Following the Act of Union, Kinross-shire returned members to the House of Commons of the Parliament of the United Kingdom from 1708. Due to the small population of the county, it was never a constituency in its own right.

From 1708 - 1832 Kinross-shire and Clackmannanshire were alternating counties, a member being returned for one county at one parliament and for the other at the next.

The Representation of the People (Scotland) Act 1832 merged the two counties into a single parliamentary county of Clackmannanshire and Kinross-shire.

In 1918, House of Commons seats were redistributed, and Kinross-shire was combined with part of Perthshire to form the constituency of Kinross and Western Perthshire. This constituency continued in existence until 1983.

Coat of arms[]

The Kinross County Council received a grant of arms from Lord Lyon King of Arms on May 18, 1927. The arms depict Loch Leven Castle on an island (although the blazon simply describes it as a "castle"). The motto adopted was for all time: at the time of the grant the county council was campaigning to retain the separate existence of the county.[3]

When Perth and Kinross District Council was granted arms in 1977, the Kinross-shire arms were placed on an inescutcheon, or small shield, in the centre of the new arms.[4] These arms continue in use by the current Perth and Kinross Council.


  1. ^ Kinross-shire, from the 1911 Encyclopedia Britannica (Love to Know)
  2. ^ [ Text of the 1685 Act from The Annals of Kinross-shire by Dr Ebenezer Henderson (Fossoway and District Community Council]
  3. ^ R.M. urquhart, Scottish Burgh and County Heraldry, London, 1973
  4. ^ R.M. Urquhart, Scottish Civic Heraldry, London, 1979

External links[]

56°15′N 3°25′W / 56.25, -3.417

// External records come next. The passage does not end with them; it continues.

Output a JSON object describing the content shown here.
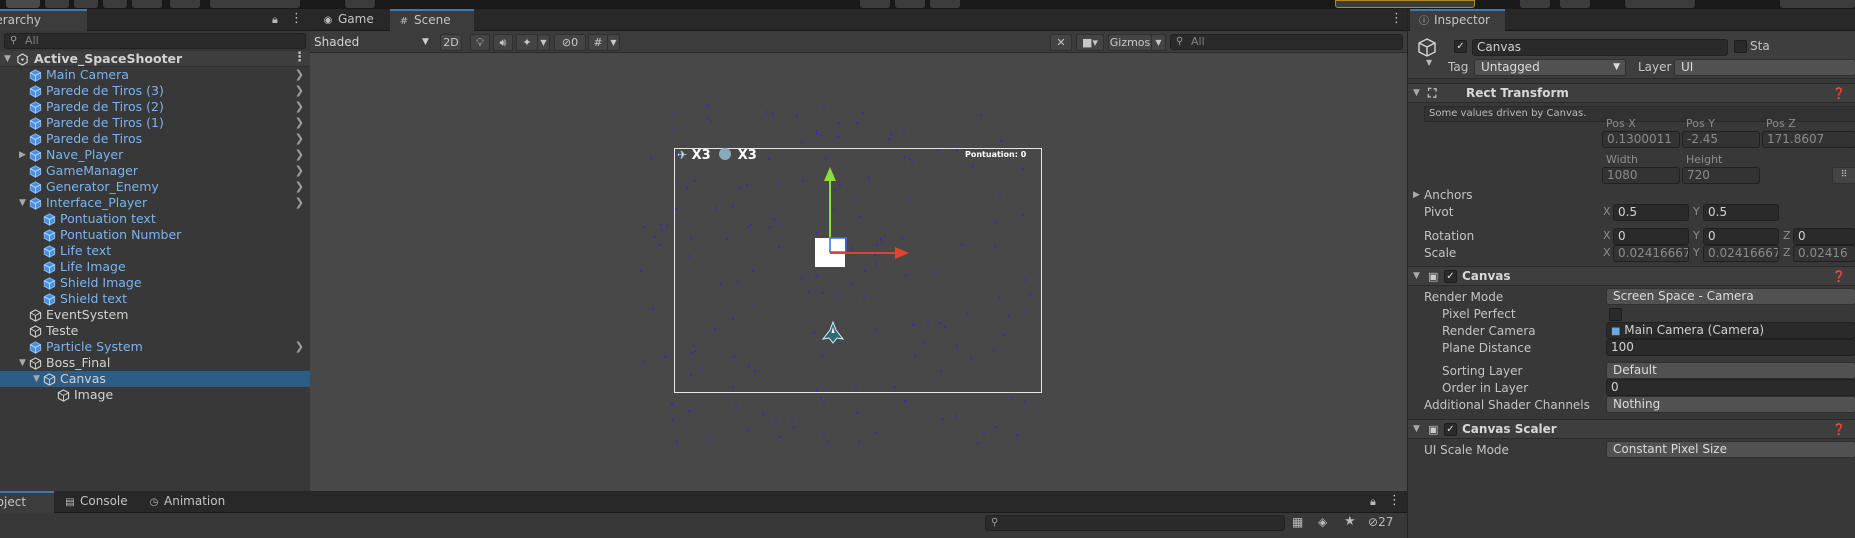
{
  "hierarchy": {
    "tab_label": "Hierarchy",
    "tab_visible": "ierarchy",
    "search_placeholder": "All",
    "scene_name": "Active_SpaceShooter",
    "items": [
      {
        "label": "Main Camera",
        "color": "blue",
        "indent": 1,
        "expand": "",
        "arrow": true
      },
      {
        "label": "Parede de Tiros (3)",
        "color": "blue",
        "indent": 1,
        "expand": "",
        "arrow": true
      },
      {
        "label": "Parede de Tiros (2)",
        "color": "blue",
        "indent": 1,
        "expand": "",
        "arrow": true
      },
      {
        "label": "Parede de Tiros (1)",
        "color": "blue",
        "indent": 1,
        "expand": "",
        "arrow": true
      },
      {
        "label": "Parede de Tiros",
        "color": "blue",
        "indent": 1,
        "expand": "",
        "arrow": true
      },
      {
        "label": "Nave_Player",
        "color": "blue",
        "indent": 1,
        "expand": "collapsed",
        "arrow": true
      },
      {
        "label": "GameManager",
        "color": "blue",
        "indent": 1,
        "expand": "",
        "arrow": true
      },
      {
        "label": "Generator_Enemy",
        "color": "blue",
        "indent": 1,
        "expand": "",
        "arrow": true
      },
      {
        "label": "Interface_Player",
        "color": "blue",
        "indent": 1,
        "expand": "expanded",
        "arrow": true
      },
      {
        "label": "Pontuation text",
        "color": "blue",
        "indent": 2,
        "expand": "",
        "arrow": false
      },
      {
        "label": "Pontuation Number",
        "color": "blue",
        "indent": 2,
        "expand": "",
        "arrow": false
      },
      {
        "label": "Life text",
        "color": "blue",
        "indent": 2,
        "expand": "",
        "arrow": false
      },
      {
        "label": "Life Image",
        "color": "blue",
        "indent": 2,
        "expand": "",
        "arrow": false
      },
      {
        "label": "Shield Image",
        "color": "blue",
        "indent": 2,
        "expand": "",
        "arrow": false
      },
      {
        "label": "Shield text",
        "color": "blue",
        "indent": 2,
        "expand": "",
        "arrow": false
      },
      {
        "label": "EventSystem",
        "color": "white",
        "indent": 1,
        "expand": "",
        "arrow": false
      },
      {
        "label": "Teste",
        "color": "white",
        "indent": 1,
        "expand": "",
        "arrow": false
      },
      {
        "label": "Particle System",
        "color": "blue",
        "indent": 1,
        "expand": "",
        "arrow": true
      },
      {
        "label": "Boss_Final",
        "color": "white",
        "indent": 1,
        "expand": "expanded",
        "arrow": false
      },
      {
        "label": "Canvas",
        "color": "white",
        "indent": 2,
        "expand": "expanded",
        "arrow": false,
        "selected": true
      },
      {
        "label": "Image",
        "color": "white",
        "indent": 3,
        "expand": "",
        "arrow": false
      }
    ]
  },
  "scene": {
    "tabs": [
      {
        "label": "Game",
        "icon": "gamepad"
      },
      {
        "label": "Scene",
        "icon": "grid"
      }
    ],
    "shading_mode": "Shaded",
    "btn_2d": "2D",
    "hidden_count": "0",
    "gizmos_label": "Gizmos",
    "search_placeholder": "All",
    "game_ui": {
      "lives": "X3",
      "shields": "X3",
      "pontuation": "Pontuation: 0"
    }
  },
  "bottom": {
    "tabs": [
      {
        "label": "Project",
        "visible": "roject"
      },
      {
        "label": "Console"
      },
      {
        "label": "Animation"
      }
    ],
    "hidden_count": "27"
  },
  "inspector": {
    "tab_label": "Inspector",
    "object_name": "Canvas",
    "static_label": "Static",
    "static_visible": "Sta",
    "tag_label": "Tag",
    "tag_value": "Untagged",
    "layer_label": "Layer",
    "layer_value": "UI",
    "rect_transform": {
      "title": "Rect Transform",
      "note": "Some values driven by Canvas.",
      "posx_label": "Pos X",
      "posx": "0.1300011",
      "posy_label": "Pos Y",
      "posy": "-2.45",
      "posz_label": "Pos Z",
      "posz": "171.8607",
      "width_label": "Width",
      "width": "1080",
      "height_label": "Height",
      "height": "720",
      "anchors": "Anchors",
      "pivot": "Pivot",
      "pivot_x": "0.5",
      "pivot_y": "0.5",
      "rotation": "Rotation",
      "rot_x": "0",
      "rot_y": "0",
      "rot_z": "0",
      "scale": "Scale",
      "scale_x": "0.02416667",
      "scale_y": "0.02416667",
      "scale_z": "0.02416"
    },
    "canvas": {
      "title": "Canvas",
      "render_mode_label": "Render Mode",
      "render_mode": "Screen Space - Camera",
      "pixel_perfect_label": "Pixel Perfect",
      "render_camera_label": "Render Camera",
      "render_camera": "Main Camera (Camera)",
      "plane_distance_label": "Plane Distance",
      "plane_distance": "100",
      "sorting_layer_label": "Sorting Layer",
      "sorting_layer": "Default",
      "order_label": "Order in Layer",
      "order": "0",
      "shader_channels_label": "Additional Shader Channels",
      "shader_channels": "Nothing"
    },
    "canvas_scaler": {
      "title": "Canvas Scaler",
      "ui_scale_mode_label": "UI Scale Mode",
      "ui_scale_mode": "Constant Pixel Size"
    }
  },
  "colors": {
    "accent": "#3a79bb",
    "selection": "#2c5d87",
    "prefab_blue": "#7cb3f0"
  }
}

This page uses content from the English language Wikipedia. The original content was at Kinross-shire. The list of authors can be seen in the page history. As with this Familypedia wiki, the content of Wikipedia is available under the Creative Commons License.